Another example of SDGs in the investable world are green bonds used to promote sustainable development in the fixed income space. Green bonds can be used to finance projects aimed at producing environmentally friendly technology, sustainable water management, or supporting sustainable agriculture. The World Bank is one of the largest issuers of Green Bonds. According to the 2019 Green Bond Impact Report India has been one of the largest recipients of Green Bonds totaling more than 2.5 billion rupees. With this kind of investment they’ve backed such projects as the Rampur Hydropower Project, which has generated some impressive results. The report states that this project “aims to provide low-carbon hydroelectric power to northern India’s electricity grid. It produces 1,957,000 megawatts annually, saving 1,407,700 tons of carbon dioxide emissions a year.”
While both examples epitomize what SDGs are all about, at times discerning what is truly a sustainable investment can seem overwhelming. There can be varying definitions of sustainably sourced and different rating systems–that doesn’t even include products that claim to be green, which are not as green as you might think. This is known as “green washing” and it’s far more prevalent than you think. The key here is to do some research. Whether you’re shopping at Target for natural dish soap or investing, make sure you take the time to really understand what is “green or sustainable” about a specific product or investment before going all in.
Sustainable Investing at TCI
At TCI, we offer a sustainable investment portfolio that investors can choose to use to align their values with their financial goals. Our approach primarily focuses on reducing exposure to greenhouse emissions and fossil fuel reserves. Additionally, TCI also incorporates other sustainability considerations, such as operational waste, factory farming, tobacco and toxic spills into the portfolio. We take a systematic approach that provides a high level of diversification, but also assign a sustainability score for all companies. We can then start excluding or penalizing companies that rank poorly and emphasizing companies with the higher sustainability scores. TCI’s sustainability approach can help to fulfill SDGs: #3-Good Health and Well-Being, #6-Clean Water and Sanitation, #13-Climate Action, #14-Life below Water and #15-Life on Land.
No TCI blog is complete without mentioning the importance of diversification, low-cost funds, and making sure you are aligning your investment objectives with your long-term goals. There is a stark difference between a sustainable investment concentrated only on one specific piece of technology to reduce greenhouse gas emissions compared to a portfolio that takes various sustainability metrics into account when building a diversified mutual fund. There are also large price differences too, so please be mindful as you consider different funds and expense ratios.

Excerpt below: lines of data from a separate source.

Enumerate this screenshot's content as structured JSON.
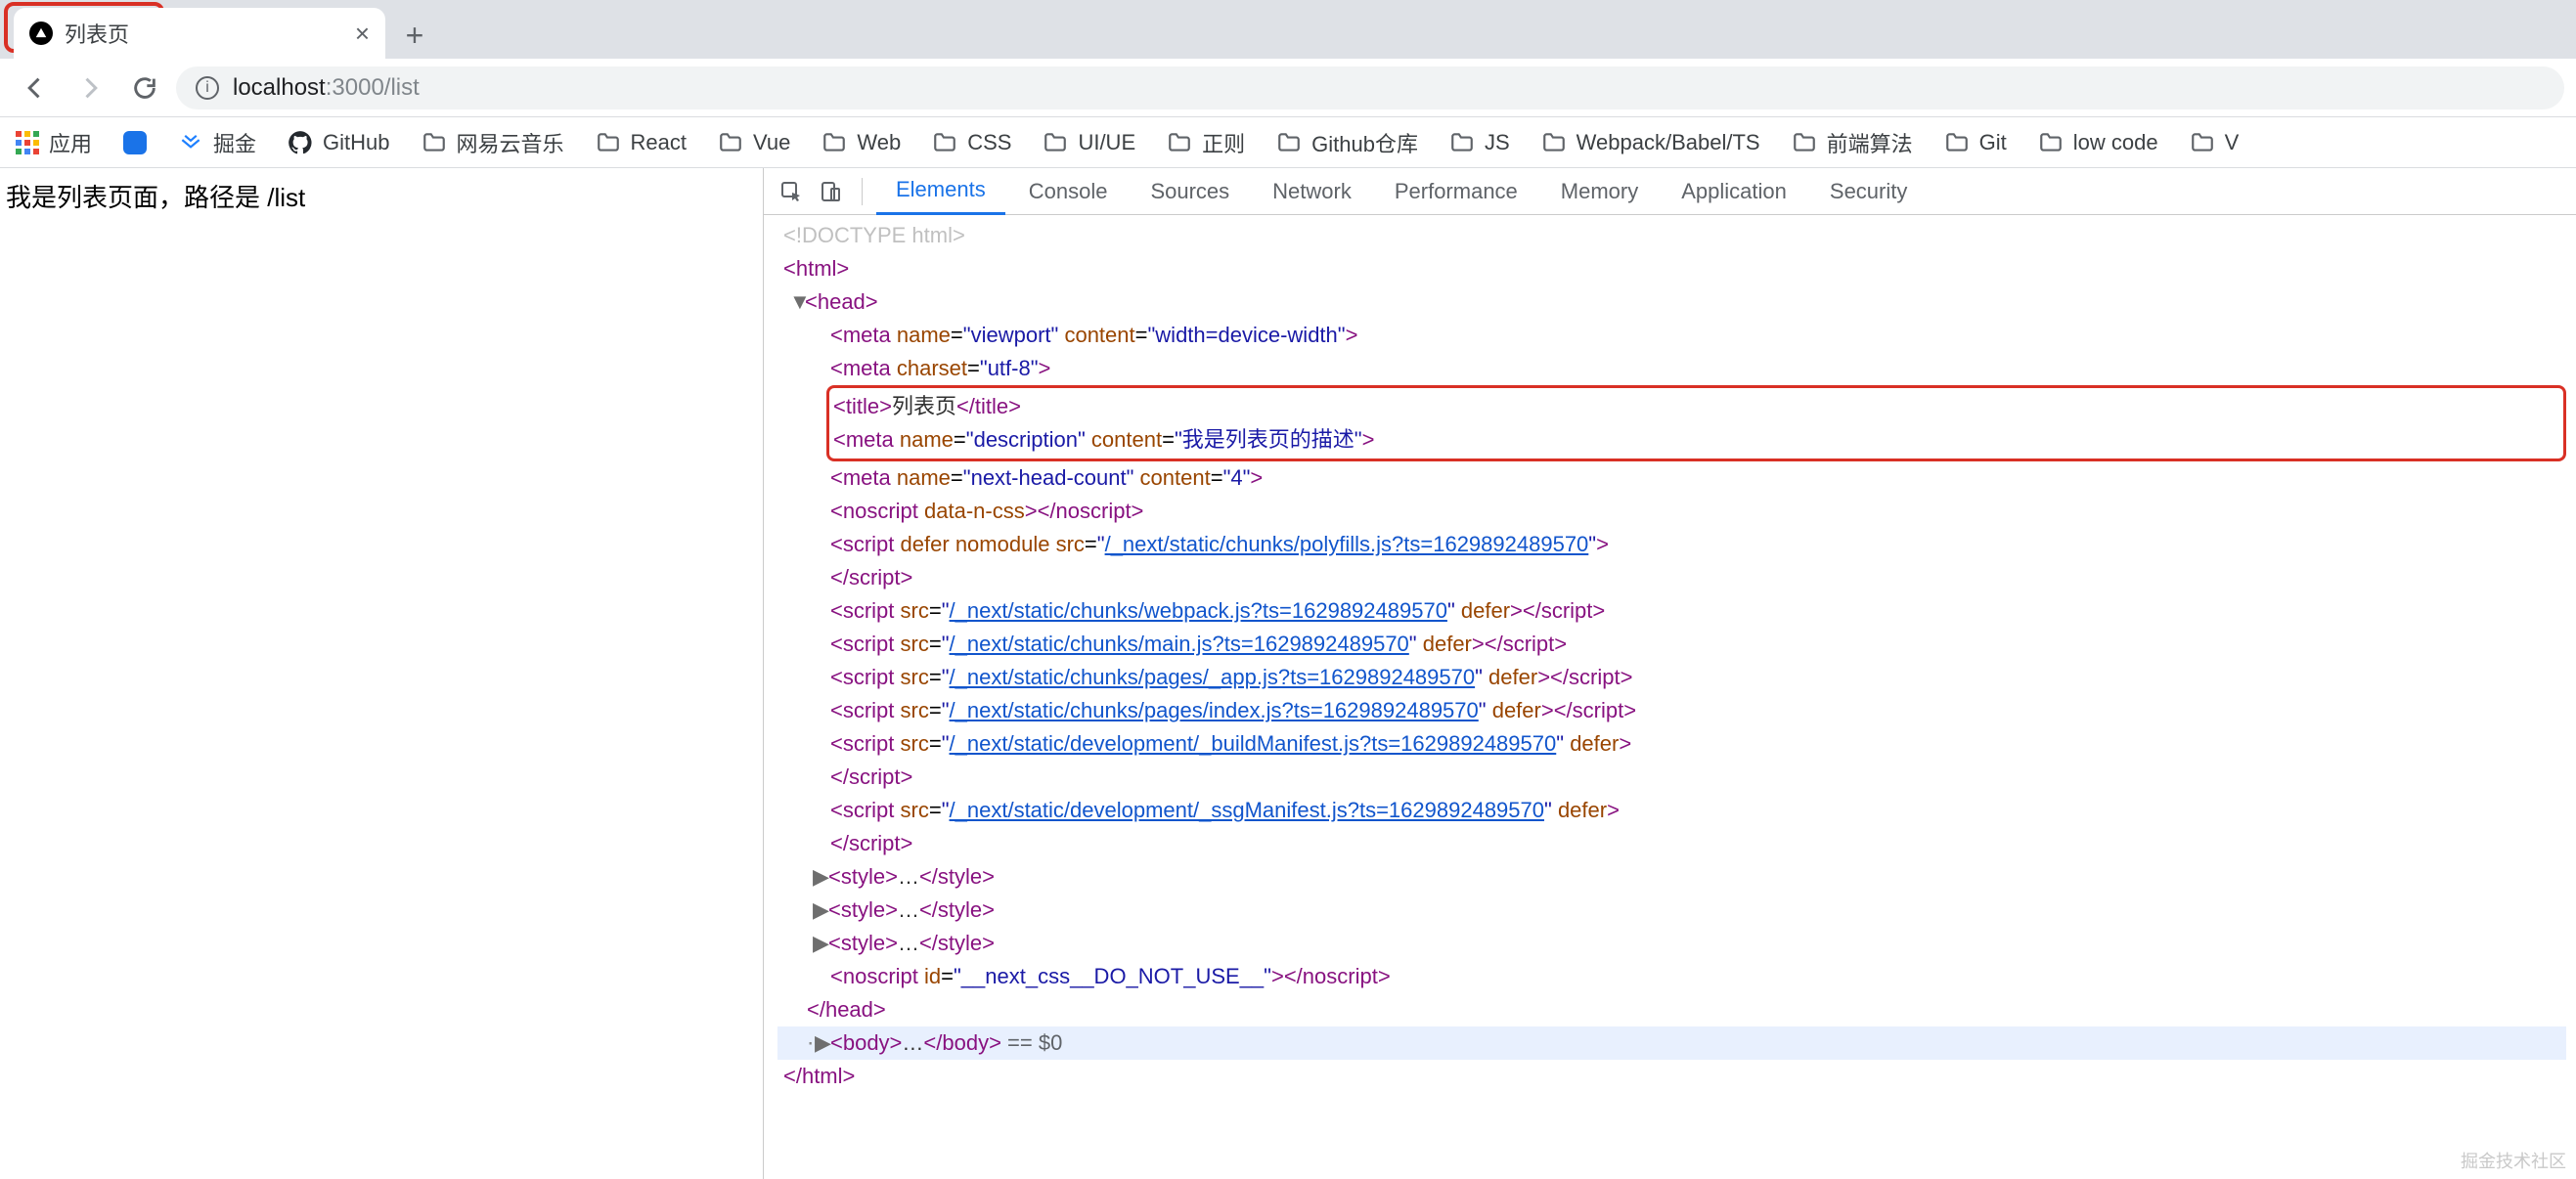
{
  "tab": {
    "title": "列表页"
  },
  "url": {
    "host": "localhost",
    "port": ":3000",
    "path": "/list"
  },
  "bookmarks": {
    "apps": "应用",
    "juejin": "掘金",
    "github": "GitHub",
    "folders": [
      "网易云音乐",
      "React",
      "Vue",
      "Web",
      "CSS",
      "UI/UE",
      "正则",
      "Github仓库",
      "JS",
      "Webpack/Babel/TS",
      "前端算法",
      "Git",
      "low code",
      "V"
    ]
  },
  "page_text": "我是列表页面，路径是 /list",
  "devtools": {
    "tabs": [
      "Elements",
      "Console",
      "Sources",
      "Network",
      "Performance",
      "Memory",
      "Application",
      "Security"
    ],
    "active": "Elements"
  },
  "dom": {
    "doctype": "<!DOCTYPE html>",
    "meta_viewport_name": "viewport",
    "meta_viewport_content": "width=device-width",
    "meta_charset": "utf-8",
    "title_text": "列表页",
    "meta_desc_name": "description",
    "meta_desc_content": "我是列表页的描述",
    "meta_head_count_name": "next-head-count",
    "meta_head_count_content": "4",
    "noscript_attr": "data-n-css",
    "scripts": [
      "/_next/static/chunks/polyfills.js?ts=1629892489570",
      "/_next/static/chunks/webpack.js?ts=1629892489570",
      "/_next/static/chunks/main.js?ts=1629892489570",
      "/_next/static/chunks/pages/_app.js?ts=1629892489570",
      "/_next/static/chunks/pages/index.js?ts=1629892489570",
      "/_next/static/development/_buildManifest.js?ts=1629892489570",
      "/_next/static/development/_ssgManifest.js?ts=1629892489570"
    ],
    "noscript_id": "__next_css__DO_NOT_USE__",
    "body_hint": "== $0"
  },
  "watermark": "掘金技术社区"
}
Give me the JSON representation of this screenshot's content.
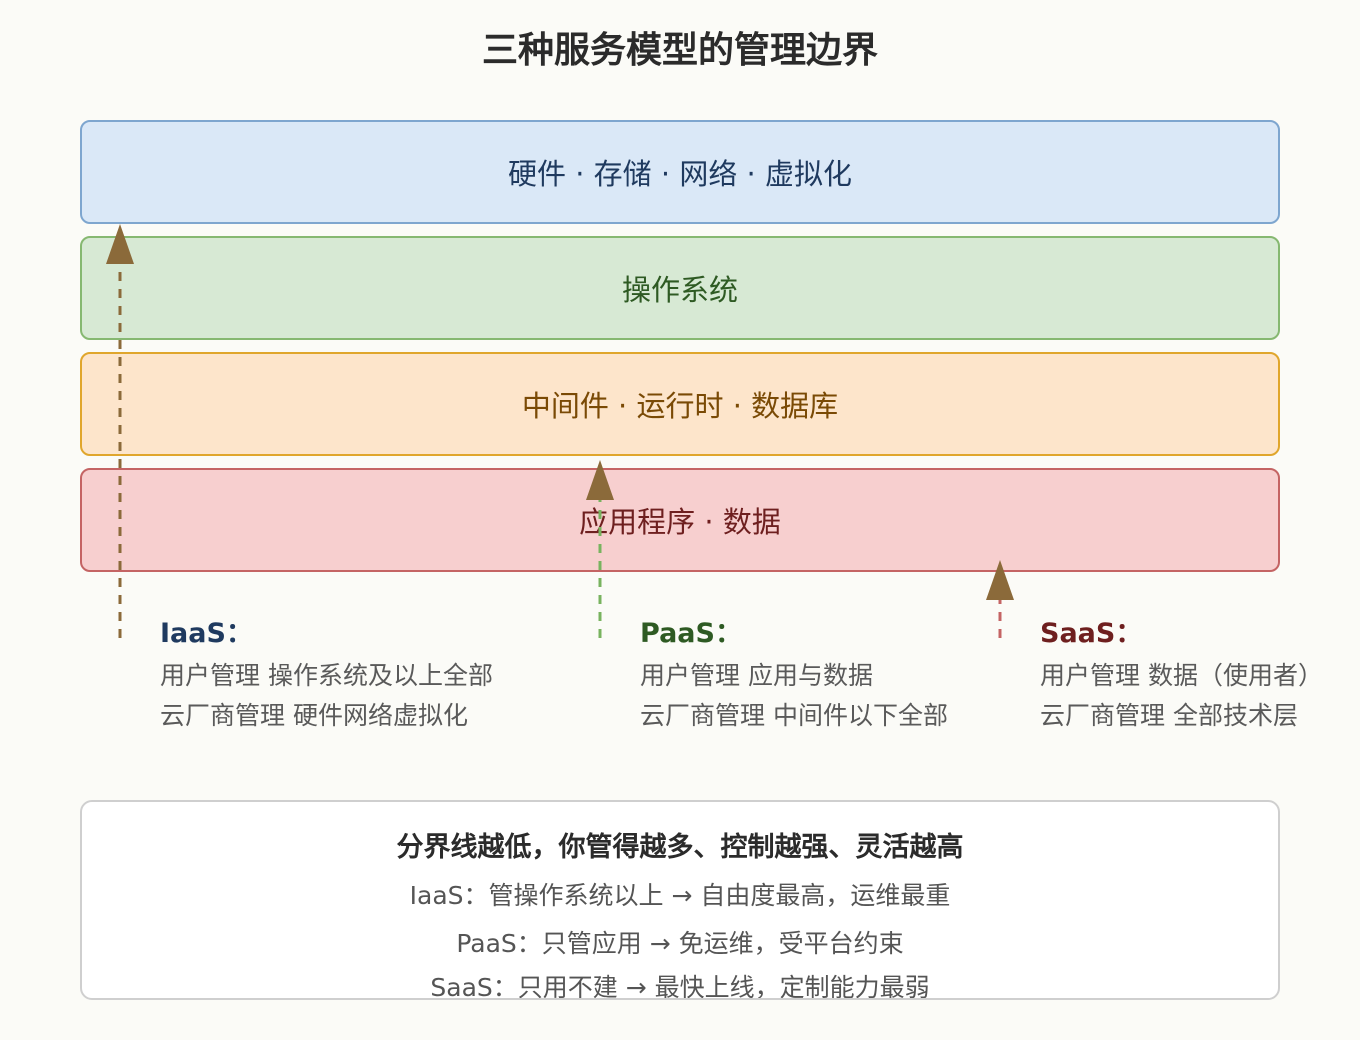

While the SDGs have provided a fantastic framework and call for action in both the private sector as well as public to start considering these long-term goals, I want to see MORE companies adopting clear, actionable guidelines to work towards these goals. I’d also like to acknowledge that there’s no such thing as perfection. We’re looking for progress and dedicated commitment to move in the right direction. It’s idealistic to think every company is going to have a 0-emissions supply chain, and net zero impact on the environment, but working towards reducing emissions or cleaning up existing practices is critical as we look out into the future. So go out there, take a look at those Sustainable Development Goals, and maybe there are few things you can do to implement to help accomplish a few of those 17. I know I’m working on it!